Policymakers have only a handful of options to avoid a roughly 25% cut in benefits for everyone. They can raise taxes, cut benefits, or enact a combination of both—and the sooner Congress acts, the smaller the required tax increases or benefit cuts will be.
What’s not clear to many Americans is whether they would be better off with a smaller or larger Social Security system altogether. Would they be better off paying more in taxes and receiving more from Social Security, or keeping more of their money in the first place?
In a new report, my colleague and I at The Heritage Foundation examine that question. We find that Americans of all income levels would be better off paying less in Social Security taxes and receiving more targeted benefits in line with need.
Alas, that’s not what Congress wants to do.
Within the next month or so, the House of Representatives will likely pass the Social Security 2100 Act, which would make Social Security solvent by imposing super-sized tax increases.
The bill goes further than just raising taxes enough to avoid benefit cuts. It would raise taxes enough to increase benefits immediately for all current and future Social Security recipients.
Were the bill to pass, Social Security tax rates would rise for everyone beginning in 2020, rising incrementally from the current 12.4% to 14.8% in 2043.
Once fully phased in, someone making $50,000 a year would have to pay $1,200 more per year than what they’re paying today.

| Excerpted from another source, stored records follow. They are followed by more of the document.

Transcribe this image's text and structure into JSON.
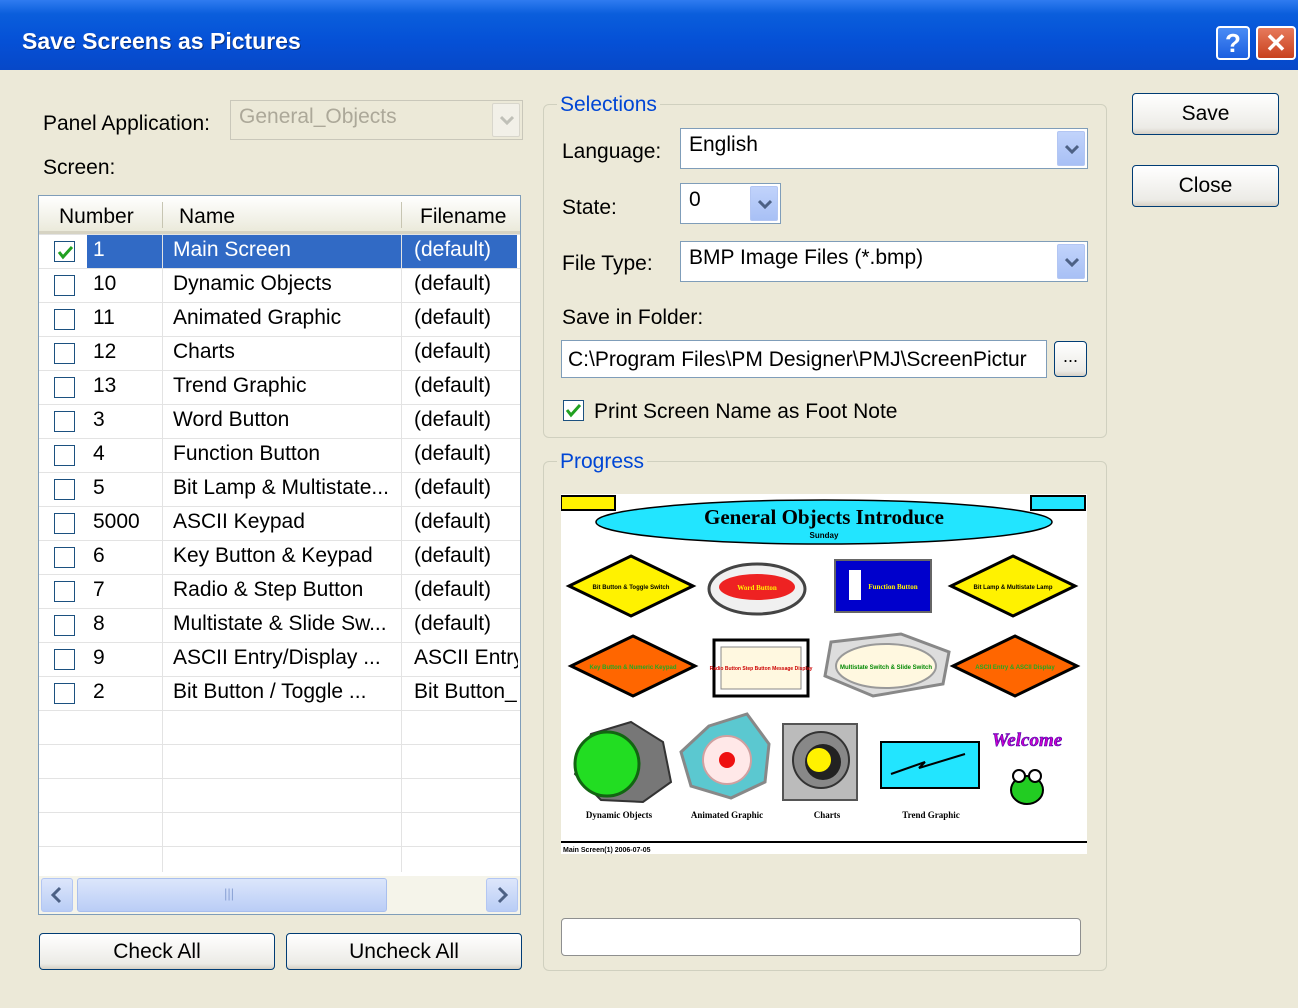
{
  "window": {
    "title": "Save Screens as Pictures",
    "help_glyph": "?",
    "close_glyph": "✕"
  },
  "panel_application": {
    "label": "Panel Application:",
    "value": "General_Objects"
  },
  "screen": {
    "label": "Screen:",
    "columns": [
      "Number",
      "Name",
      "Filename"
    ],
    "rows": [
      {
        "checked": true,
        "number": "1",
        "name": "Main Screen",
        "filename": "(default)"
      },
      {
        "checked": false,
        "number": "10",
        "name": "Dynamic Objects",
        "filename": "(default)"
      },
      {
        "checked": false,
        "number": "11",
        "name": "Animated Graphic",
        "filename": "(default)"
      },
      {
        "checked": false,
        "number": "12",
        "name": "Charts",
        "filename": "(default)"
      },
      {
        "checked": false,
        "number": "13",
        "name": "Trend Graphic",
        "filename": "(default)"
      },
      {
        "checked": false,
        "number": "3",
        "name": "Word Button",
        "filename": "(default)"
      },
      {
        "checked": false,
        "number": "4",
        "name": "Function Button",
        "filename": "(default)"
      },
      {
        "checked": false,
        "number": "5",
        "name": "Bit Lamp & Multistate...",
        "filename": "(default)"
      },
      {
        "checked": false,
        "number": "5000",
        "name": "ASCII Keypad",
        "filename": "(default)"
      },
      {
        "checked": false,
        "number": "6",
        "name": "Key Button & Keypad",
        "filename": "(default)"
      },
      {
        "checked": false,
        "number": "7",
        "name": "Radio & Step Button",
        "filename": "(default)"
      },
      {
        "checked": false,
        "number": "8",
        "name": "Multistate & Slide Sw...",
        "filename": "(default)"
      },
      {
        "checked": false,
        "number": "9",
        "name": "ASCII Entry/Display ...",
        "filename": "ASCII Entry"
      },
      {
        "checked": false,
        "number": "2",
        "name": "Bit Button / Toggle ...",
        "filename": "Bit Button_"
      }
    ],
    "scroll_grip": "|||"
  },
  "buttons": {
    "check_all": "Check All",
    "uncheck_all": "Uncheck All",
    "save": "Save",
    "close": "Close"
  },
  "selections": {
    "title": "Selections",
    "language_label": "Language:",
    "language_value": "English",
    "state_label": "State:",
    "state_value": "0",
    "filetype_label": "File Type:",
    "filetype_value": "BMP Image Files (*.bmp)",
    "folder_label": "Save in Folder:",
    "folder_value": "C:\\Program Files\\PM Designer\\PMJ\\ScreenPictur",
    "browse_label": "...",
    "footnote_checked": true,
    "footnote_label": "Print Screen Name as Foot Note"
  },
  "progress": {
    "title": "Progress",
    "percent": 0,
    "preview": {
      "heading": "General Objects Introduce",
      "subheading": "Sunday",
      "captions": [
        "Dynamic Objects",
        "Animated Graphic",
        "Charts",
        "Trend Graphic"
      ],
      "tile_labels": [
        "Bit Button & Toggle Switch",
        "Word Button",
        "Function Button",
        "Bit Lamp & Multistate Lamp",
        "Key Button & Numeric Keypad",
        "Radio Button Step Button Message Display",
        "Multistate Switch & Slide Switch",
        "ASCII Entry & ASCII Display"
      ],
      "welcome": "Welcome",
      "footer": "Main Screen(1) 2006-07-05",
      "colors": {
        "yellow": "#FFF200",
        "orange": "#FF6600",
        "cyan": "#22E5FF",
        "blue": "#0000CC",
        "green": "#22DD22"
      }
    }
  }
}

Their total Social Security tax bill would be $7,400—about as much as an entire household spends on food in a year.
What’s most perplexing about the Social Security 2100 Act is that it would increase benefits the most for wealthy Americans.

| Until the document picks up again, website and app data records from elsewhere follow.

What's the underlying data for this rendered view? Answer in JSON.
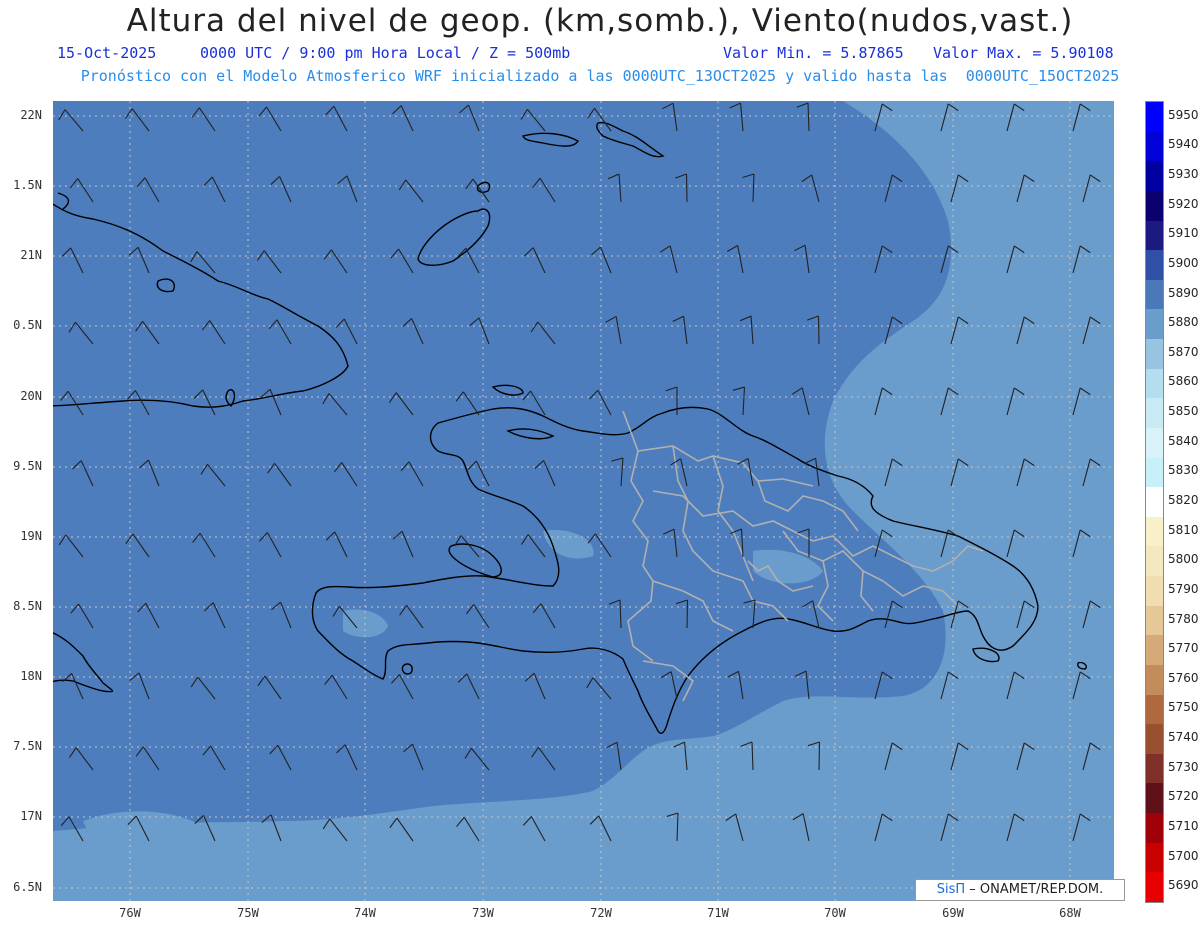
{
  "title": "Altura del nivel de geop. (km,somb.), Viento(nudos,vast.)",
  "subtitle": {
    "date": "15-Oct-2025",
    "time": "0000 UTC / 9:00 pm Hora Local / Z = 500mb",
    "min_label": "Valor Min. = 5.87865",
    "max_label": "Valor Max. = 5.90108"
  },
  "model_line": "Pronóstico con el Modelo Atmosferico WRF inicializado a las 0000UTC_13OCT2025 y valido hasta las  0000UTC_15OCT2025",
  "credit": {
    "brand": "SisΠ",
    "text": "– ONAMET/REP.DOM."
  },
  "axes": {
    "lat_labels": [
      "22N",
      "1.5N",
      "21N",
      "0.5N",
      "20N",
      "9.5N",
      "19N",
      "8.5N",
      "18N",
      "7.5N",
      "17N",
      "6.5N"
    ],
    "lon_labels": [
      "76W",
      "75W",
      "74W",
      "73W",
      "72W",
      "71W",
      "70W",
      "69W",
      "68W"
    ]
  },
  "colorbar": {
    "labels": [
      "5950",
      "5940",
      "5930",
      "5920",
      "5910",
      "5900",
      "5890",
      "5880",
      "5870",
      "5860",
      "5850",
      "5840",
      "5830",
      "5820",
      "5810",
      "5800",
      "5790",
      "5780",
      "5770",
      "5760",
      "5750",
      "5740",
      "5730",
      "5720",
      "5710",
      "5700",
      "5690"
    ],
    "colors": [
      "#0000ff",
      "#0000d8",
      "#0000a0",
      "#0a0070",
      "#1a1a80",
      "#3050a8",
      "#4a78b8",
      "#6a9ccc",
      "#98c4e2",
      "#b4def0",
      "#c8eaf4",
      "#d8f2f8",
      "#c8f0f8",
      "#ffffff",
      "#f8f0c8",
      "#f4e8c0",
      "#f0deb0",
      "#e6c898",
      "#d6aa78",
      "#c48c5a",
      "#b0683e",
      "#985030",
      "#803028",
      "#601018",
      "#a00008",
      "#c80000",
      "#e80000"
    ]
  },
  "colors": {
    "field_low": "#6a9ccc",
    "field_high": "#4d7dbd",
    "coast": "#000000",
    "provinces": "#b0b0b0",
    "grid": "#c8c8c8"
  }
}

Under the act, a worker earning an average of $30,000 a year would receive $333 more in Social Security benefits. Millionaires, on the other hand, would receive $12,333 more per year.
That’s hardly in line with the purpose of a social safety net program.

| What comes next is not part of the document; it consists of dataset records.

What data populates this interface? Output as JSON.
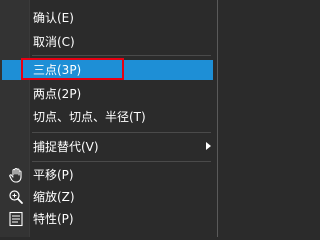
{
  "menu": {
    "items": [
      {
        "label": "确认(E)"
      },
      {
        "label": "取消(C)"
      },
      {
        "label": "三点(3P)"
      },
      {
        "label": "两点(2P)"
      },
      {
        "label": "切点、切点、半径(T)"
      },
      {
        "label": "捕捉替代(V)"
      },
      {
        "label": "平移(P)",
        "icon": "hand-pan-icon"
      },
      {
        "label": "缩放(Z)",
        "icon": "zoom-icon"
      },
      {
        "label": "特性(P)",
        "icon": "properties-icon"
      }
    ],
    "selected_index": 2,
    "colors": {
      "background": "#2b2b2b",
      "selection": "#1e8fd6",
      "highlight_box": "#e60012",
      "text": "#ffffff"
    }
  }
}
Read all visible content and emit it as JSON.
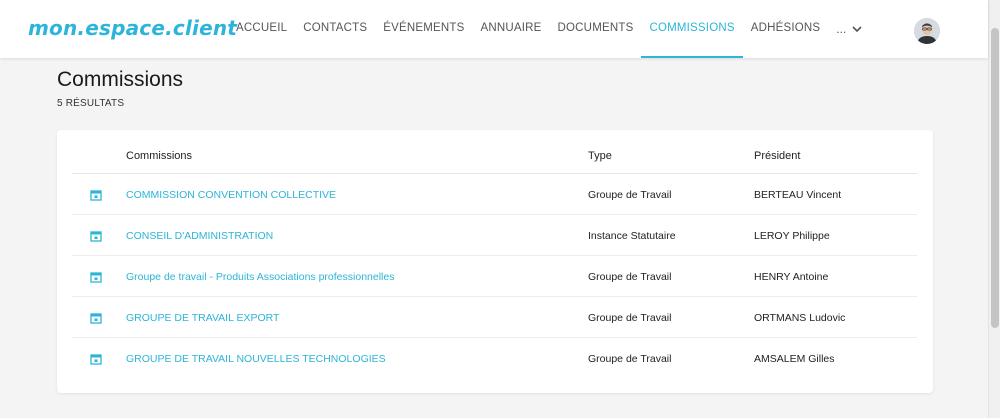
{
  "brand": {
    "logo_text": "mon.espace.client",
    "accent_color": "#2cb5d8"
  },
  "nav": {
    "items": [
      {
        "label": "ACCUEIL"
      },
      {
        "label": "CONTACTS"
      },
      {
        "label": "ÉVÉNEMENTS"
      },
      {
        "label": "ANNUAIRE"
      },
      {
        "label": "DOCUMENTS"
      },
      {
        "label": "COMMISSIONS",
        "active": true
      },
      {
        "label": "ADHÉSIONS"
      }
    ],
    "more_label": "...",
    "more_icon": "chevron-down-icon"
  },
  "user": {
    "avatar_icon": "user-avatar"
  },
  "page": {
    "title": "Commissions",
    "results_label": "5 RÉSULTATS"
  },
  "table": {
    "headers": {
      "name": "Commissions",
      "type": "Type",
      "president": "Président"
    },
    "row_icon": "calendar-icon",
    "rows": [
      {
        "name": "COMMISSION CONVENTION COLLECTIVE",
        "type": "Groupe de Travail",
        "president": "BERTEAU Vincent"
      },
      {
        "name": "CONSEIL D'ADMINISTRATION",
        "type": "Instance Statutaire",
        "president": "LEROY Philippe"
      },
      {
        "name": "Groupe de travail - Produits Associations professionnelles",
        "type": "Groupe de Travail",
        "president": "HENRY Antoine"
      },
      {
        "name": "GROUPE DE TRAVAIL EXPORT",
        "type": "Groupe de Travail",
        "president": "ORTMANS Ludovic"
      },
      {
        "name": "GROUPE DE TRAVAIL NOUVELLES TECHNOLOGIES",
        "type": "Groupe de Travail",
        "president": "AMSALEM Gilles"
      }
    ]
  }
}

The irony is that while everyone would receive more benefits than they currently do under the Social Security 2100 Act, those benefit increases would be less than if they had just kept their money and saved it on their own.
That’s because, despite what politicians say, Social Security is not a personal savings program. It is a wealth transfer program that moves wealth from younger generations to older ones. It takes workers’ payroll taxes and immediately transfers them to current retirees, making it harder for workers to save money for themselves over time.
As our analysis shows, workers of all income levels would be better off keeping their own money than paying higher taxes and receiving higher Social Security benefits.
If young Americans were to keep and save the money that this new bill would take from them in taxes, low-income earners would have $14,778 more in retirement; middle-income earners would have $37,601 more; and high-income earners would have $99,311 more.
That’s at the individual level. But the societal impact is even more profound.
Researchers at the University of Pennsylvania’s Wharton School of Business looked at both the Social Security 2100 Act and a smaller, more targeted Social Security reform—something similar to The Heritage Foundation’s proposal, including raising the retirement age, reducing benefits based on wealth, and lowering cost-of-living adjustments. They found that the economy would be 7.3% larger with a smaller Social Security program.
How is that so? As former Social Security Principal Deputy Commissioner Andrew Biggs explains:
The logic is straightforward: when taxes go up people work less; when Social Security benefits go up, people save less. If people work less and save less, the economy grows more slowly.
Slower growth compounds over time, bringing down family incomes. By 2043, the Penn Wharton analysis estimates that if the Social Security 2100 Act became law, gross domestic product would be $1.6 trillion lower (in today’s dollars) than if lawmakers provided more targeted benefits and did not raise taxes.
While there is no way to undo Social Security’s past excesses, Congress can curb the program’s growth and focus on its original purpose: protecting seniors from living in poverty.
No one wants to see low-income elderly people’s Social Security checks slashed by 25%, but they also don’t want to forgo more of their paychecks and have fewer opportunities and earnings in the future.
There simply isn’t any economic benefit, moral argument, or social safety net role for imposing higher taxes across the board in order to provide middle- and upper-income earners with more money for golf green fees and gifts for grandchildren.
No one is against those things, but they should come from private savings, not a federal safety net program.
Social Security ought to be realigned with its original mission of keeping seniors out of poverty. If that is achieved, we estimate the Social Security tax rate could decline to about 10% instead of rising to nearly 15%.
That would leave the average American with about $2,400 more in their pocket each year. That’s $2,400 they can use however they want, based on what they know is best for their family.
Rachel Greszler Rachel Greszler is research fellow in economics, budget, and entitlements in the Grover M. Hermann Center for the Federal Budget, of the Institute for Economic Freedom, at The Heritage Foundation. Read her research. Original can be viewed here.